Data for processing section start
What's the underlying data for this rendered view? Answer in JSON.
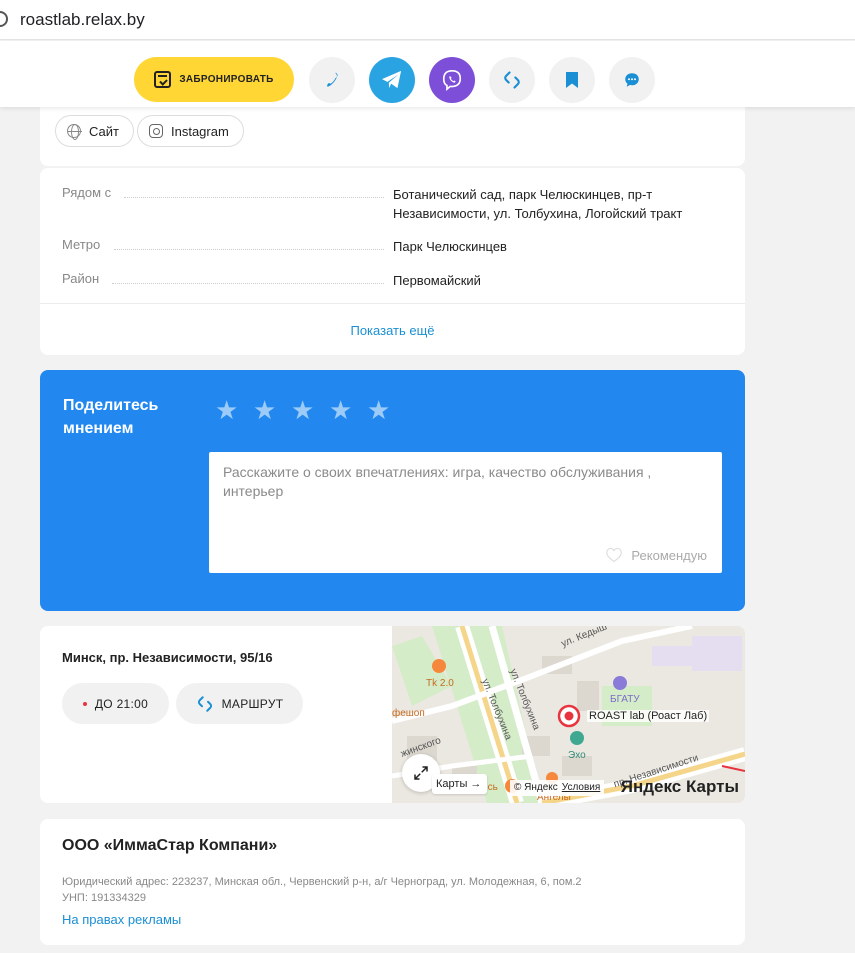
{
  "browser": {
    "url": "roastlab.relax.by"
  },
  "actions": {
    "book_label": "ЗАБРОНИРОВАТЬ",
    "colors": {
      "book": "#ffd633",
      "telegram": "#2aa3e2",
      "viber": "#7d4ed8",
      "icon_blue": "#1a8fd4"
    }
  },
  "links": {
    "site": "Сайт",
    "instagram": "Instagram"
  },
  "info": {
    "rows": [
      {
        "label": "Рядом с",
        "value": "Ботанический сад, парк Челюскинцев, пр-т Независимости, ул. Толбухина, Логойский тракт"
      },
      {
        "label": "Метро",
        "value": "Парк Челюскинцев"
      },
      {
        "label": "Район",
        "value": "Первомайский"
      }
    ],
    "show_more": "Показать ещё"
  },
  "review": {
    "title": "Поделитесь мнением",
    "stars_count": 5,
    "placeholder": "Расскажите о своих впечатлениях: игра, качество обслуживания , интерьер",
    "recommend": "Рекомендую",
    "bg_color": "#2288f0"
  },
  "location": {
    "address": "Минск, пр. Независимости, 95/16",
    "hours": "ДО 21:00",
    "route": "МАРШРУТ",
    "map": {
      "street_kedyshko": "ул. Кедыш",
      "street_tolbukhina_1": "ул. Толбухина",
      "street_tolbukhina_2": "ул. Толбухина",
      "street_nezavisimosti": "пр. Независимости",
      "poi_tk": "Tk 2.0",
      "poi_feshop": "фешоп",
      "poi_egatu": "БГАТУ",
      "poi_echo": "Эхо",
      "poi_angely": "Ангелы",
      "poi_zhinsky": "жинского",
      "poi_dis": "ись",
      "marker": "ROAST lab (Роаст Лаб)",
      "open_maps": "Карты →",
      "copyright": "© Яндекс",
      "terms": "Условия",
      "brand": "Яндекс Карты"
    }
  },
  "legal": {
    "company": "ООО «ИммаСтар Компани»",
    "address": "Юридический адрес: 223237, Минская обл., Червенский р-н, а/г Черноград, ул. Молодежная, 6, пом.2",
    "unp": "УНП: 191334329",
    "ad": "На правах рекламы"
  }
}
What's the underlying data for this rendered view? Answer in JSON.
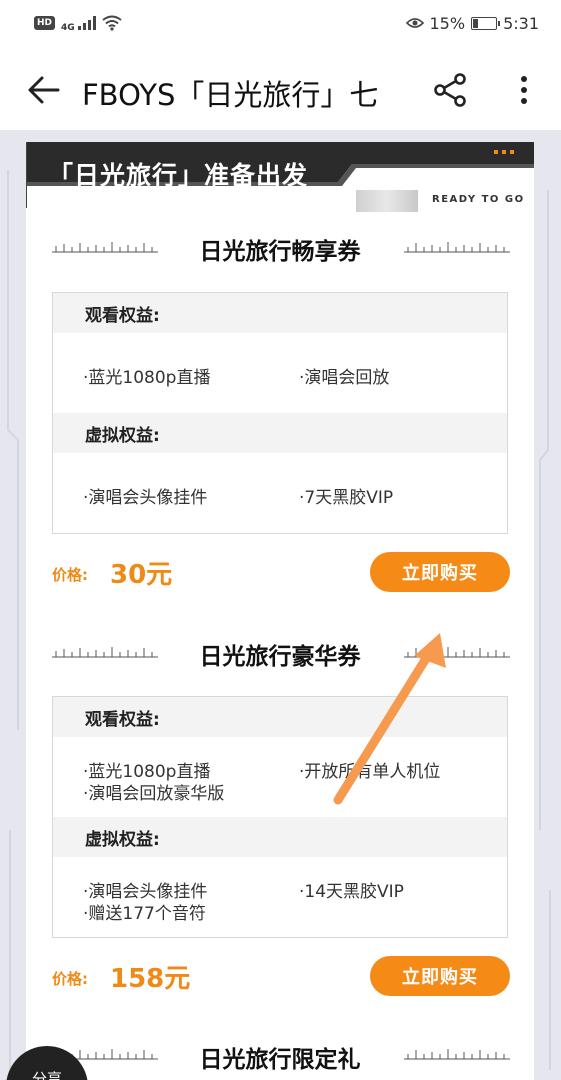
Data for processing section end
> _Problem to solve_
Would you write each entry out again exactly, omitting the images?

> _Output of the task_
What's the underlying data for this rendered view? Answer in JSON.
{
  "browser": {
    "url": "roastlab.relax.by"
  },
  "actions": {
    "book_label": "ЗАБРОНИРОВАТЬ",
    "colors": {
      "book": "#ffd633",
      "telegram": "#2aa3e2",
      "viber": "#7d4ed8",
      "icon_blue": "#1a8fd4"
    }
  },
  "links": {
    "site": "Сайт",
    "instagram": "Instagram"
  },
  "info": {
    "rows": [
      {
        "label": "Рядом с",
        "value": "Ботанический сад, парк Челюскинцев, пр-т Независимости, ул. Толбухина, Логойский тракт"
      },
      {
        "label": "Метро",
        "value": "Парк Челюскинцев"
      },
      {
        "label": "Район",
        "value": "Первомайский"
      }
    ],
    "show_more": "Показать ещё"
  },
  "review": {
    "title": "Поделитесь мнением",
    "stars_count": 5,
    "placeholder": "Расскажите о своих впечатлениях: игра, качество обслуживания , интерьер",
    "recommend": "Рекомендую",
    "bg_color": "#2288f0"
  },
  "location": {
    "address": "Минск, пр. Независимости, 95/16",
    "hours": "ДО 21:00",
    "route": "МАРШРУТ",
    "map": {
      "street_kedyshko": "ул. Кедыш",
      "street_tolbukhina_1": "ул. Толбухина",
      "street_tolbukhina_2": "ул. Толбухина",
      "street_nezavisimosti": "пр. Независимости",
      "poi_tk": "Tk 2.0",
      "poi_feshop": "фешоп",
      "poi_egatu": "БГАТУ",
      "poi_echo": "Эхо",
      "poi_angely": "Ангелы",
      "poi_zhinsky": "жинского",
      "poi_dis": "ись",
      "marker": "ROAST lab (Роаст Лаб)",
      "open_maps": "Карты →",
      "copyright": "© Яндекс",
      "terms": "Условия",
      "brand": "Яндекс Карты"
    }
  },
  "legal": {
    "company": "ООО «ИммаСтар Компани»",
    "address": "Юридический адрес: 223237, Минская обл., Червенский р-н, а/г Черноград, ул. Молодежная, 6, пом.2",
    "unp": "УНП: 191334329",
    "ad": "На правах рекламы"
  }
}
What's the underlying data for this rendered view? Answer in JSON.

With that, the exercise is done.